Despite the onslaught of niche theatrical nominees, ABC’s broadcast of The 84th Academy Awards still managed to garner a 4% rise in the ratings from last year – thanks to Billy Crystal returning as host.
In total, 39.3 million viewers tuned in to see Crystal take the stage once again. Unfortunately, Crystal’s return, while generally entertaining, was not the ratings winner that everyone had hoped to be. Never before had the Oscars failed to attract fewer than 40 million viewers with Crystal hosting.
In comparison, the Oscars received its highest ratings (55.2 million) in 1998 when Titanic won 11 Oscars, as well as being on its way to becoming the highest grossing film ever at the time.
Last year, in an attempt to court a younger viewing audience, the Oscars brought in Anne Hathaway and James Franco as hosts, but the two failed to display proper chemistry and gave a lackluster performance of their own. And while the ratings may have been up this past year, the Oscars are no longer the most watched awards show of the year (in America).

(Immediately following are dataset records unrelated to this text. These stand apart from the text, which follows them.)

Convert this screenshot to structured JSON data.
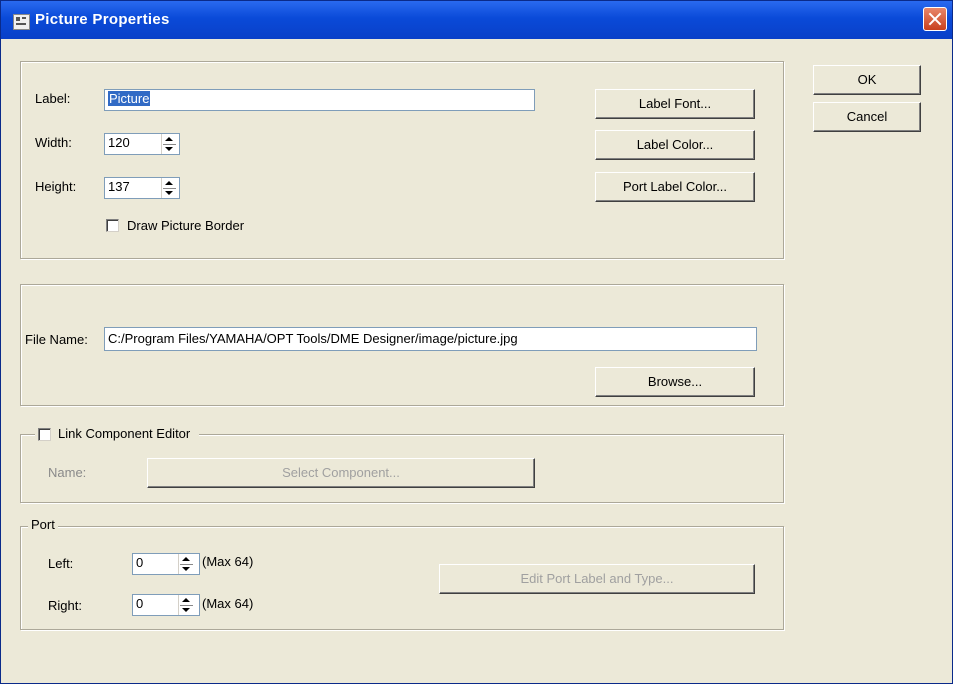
{
  "window": {
    "title": "Picture Properties"
  },
  "dialog_buttons": {
    "ok": "OK",
    "cancel": "Cancel"
  },
  "appearance": {
    "label_text": "Label:",
    "label_value": "Picture",
    "width_text": "Width:",
    "width_value": "120",
    "height_text": "Height:",
    "height_value": "137",
    "draw_border_label": "Draw Picture Border",
    "draw_border_checked": false,
    "label_font_button": "Label Font...",
    "label_color_button": "Label Color...",
    "port_label_color_button": "Port Label Color..."
  },
  "file": {
    "file_name_text": "File Name:",
    "file_name_value": "C:/Program Files/YAMAHA/OPT Tools/DME Designer/image/picture.jpg",
    "browse_button": "Browse..."
  },
  "link_component": {
    "checkbox_label": "Link Component Editor",
    "checked": false,
    "name_text": "Name:",
    "select_component_button": "Select Component..."
  },
  "port": {
    "legend": "Port",
    "left_text": "Left:",
    "left_value": "0",
    "left_max": "(Max 64)",
    "right_text": "Right:",
    "right_value": "0",
    "right_max": "(Max 64)",
    "edit_port_button": "Edit Port Label and Type..."
  }
}
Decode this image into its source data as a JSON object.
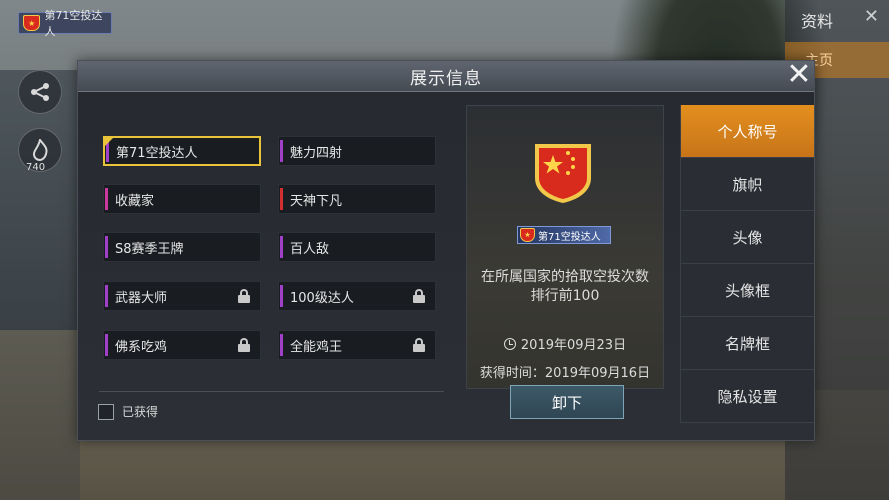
{
  "dialog": {
    "title": "展示信息",
    "close_label": "✕"
  },
  "background": {
    "top_badge_text": "第71空投达人",
    "level_label": "740",
    "panel_title": "资料",
    "panel_close": "✕",
    "panel_home": "主页"
  },
  "titles": [
    {
      "label": "第71空投达人",
      "accent": "#a040c8",
      "selected": true,
      "locked": false
    },
    {
      "label": "魅力四射",
      "accent": "#a040c8",
      "selected": false,
      "locked": false
    },
    {
      "label": "收藏家",
      "accent": "#c83a9e",
      "selected": false,
      "locked": false
    },
    {
      "label": "天神下凡",
      "accent": "#d23030",
      "selected": false,
      "locked": false
    },
    {
      "label": "S8赛季王牌",
      "accent": "#a040c8",
      "selected": false,
      "locked": false
    },
    {
      "label": "百人敌",
      "accent": "#a040c8",
      "selected": false,
      "locked": false
    },
    {
      "label": "武器大师",
      "accent": "#a040c8",
      "selected": false,
      "locked": true
    },
    {
      "label": "100级达人",
      "accent": "#a040c8",
      "selected": false,
      "locked": true
    },
    {
      "label": "佛系吃鸡",
      "accent": "#a040c8",
      "selected": false,
      "locked": true
    },
    {
      "label": "全能鸡王",
      "accent": "#a040c8",
      "selected": false,
      "locked": true
    }
  ],
  "filter": {
    "obtained_label": "已获得",
    "checked": false
  },
  "preview": {
    "badge_text": "第71空投达人",
    "description": "在所属国家的拾取空投次数排行前100",
    "expiry": "2019年09月23日",
    "obtained_time": "获得时间：2019年09月16日",
    "unequip_label": "卸下"
  },
  "tabs": [
    {
      "label": "个人称号",
      "active": true
    },
    {
      "label": "旗帜",
      "active": false
    },
    {
      "label": "头像",
      "active": false
    },
    {
      "label": "头像框",
      "active": false
    },
    {
      "label": "名牌框",
      "active": false
    },
    {
      "label": "隐私设置",
      "active": false
    }
  ],
  "colors": {
    "accent_orange": "#d7821c",
    "selected_border": "#e9c43a",
    "flag_red": "#d82b1e",
    "flag_star": "#ffd54a"
  }
}
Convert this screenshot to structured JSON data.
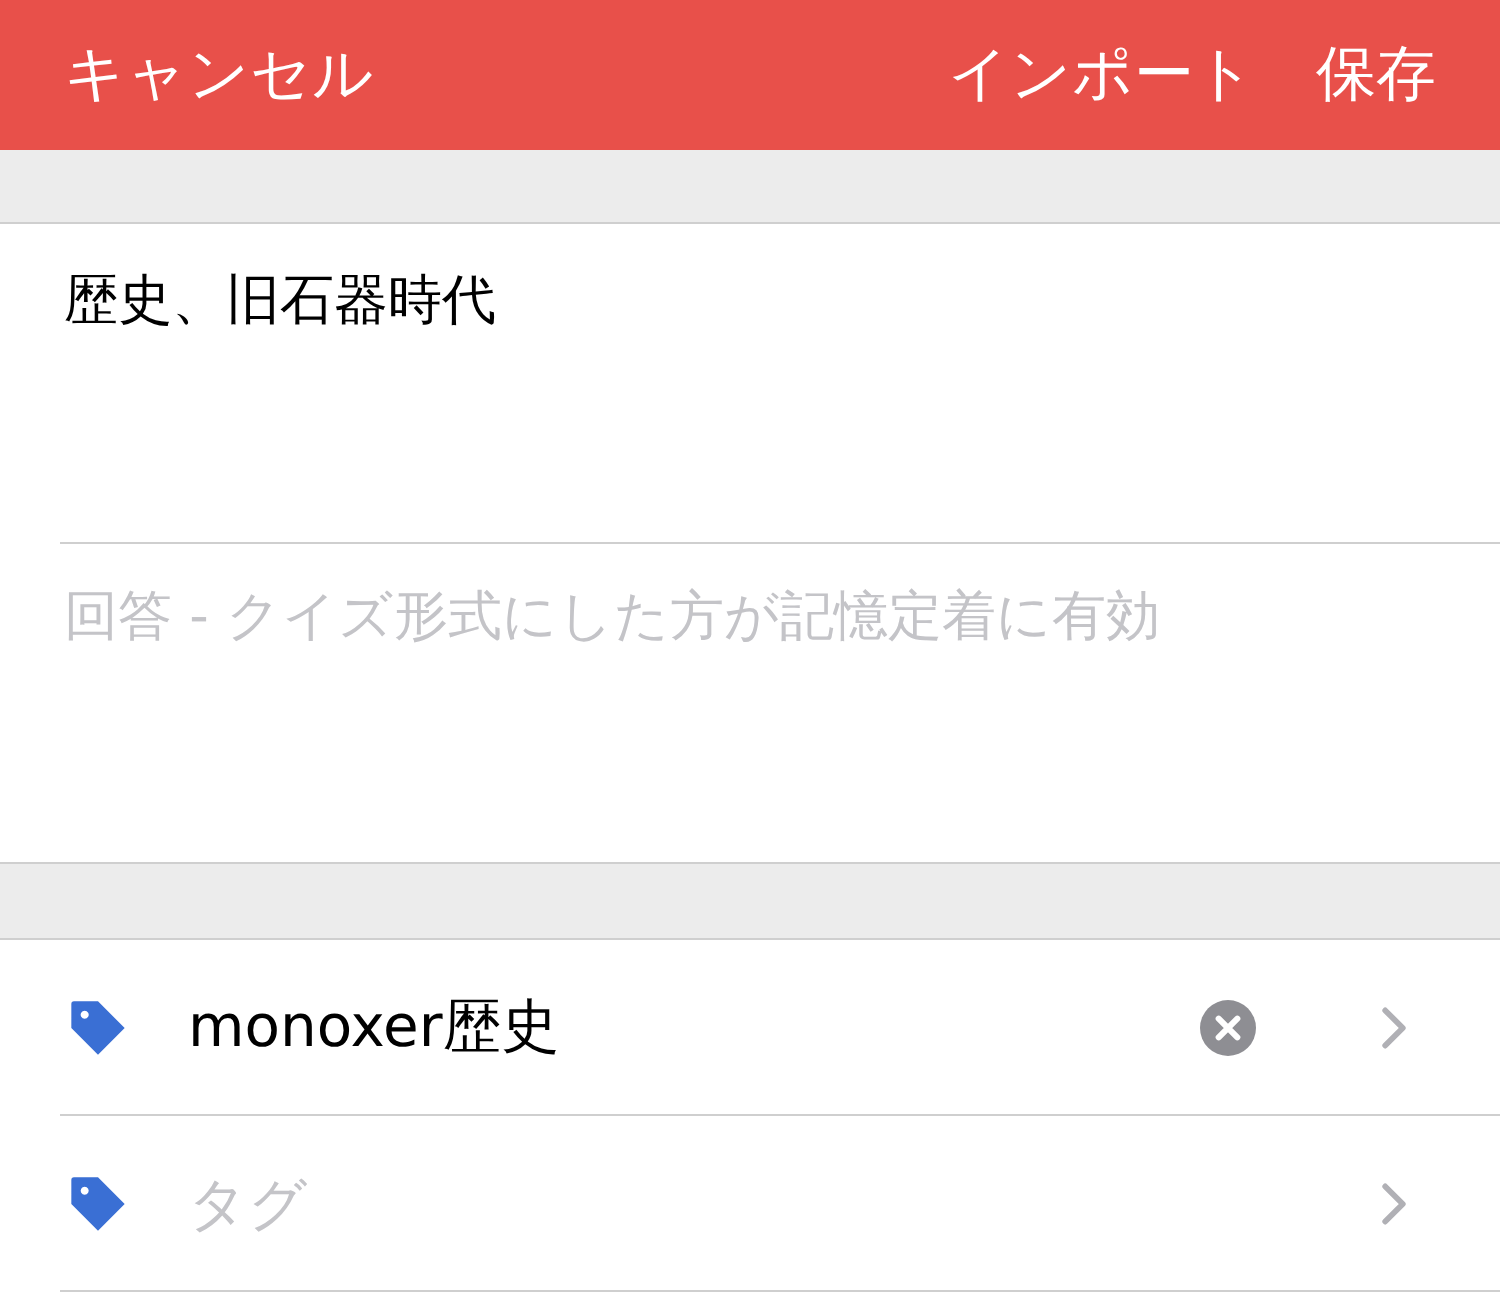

For the first time in history the Grammy’s pulled in a greater audience than the Academy Awards, with 39.9 million viewers. This may only be slightly higher than this year’s Oscar numbers of 39.3 million, but the Grammy’s totally dominated among adults 18-49, with the music show capturing a 14.1 demo share compared to the Oscars 11.7.
Overall, the general consensus from all those watching is that the Oscars must find a way to transition itself to a new generation. While the two-second appearance from Justin Bieber was generally considered a ill-planned approach at grabbing the attention of those who are unable to even attend R-rated movies, there needs to be a more concerted effort to make Hollywood’s most prestigious awards show more approachable to those who actually attend films, and not just those who make them.
The 84th Academy Awards aired on Sunday, February 26, on ABC
Source: Entertainment Weekly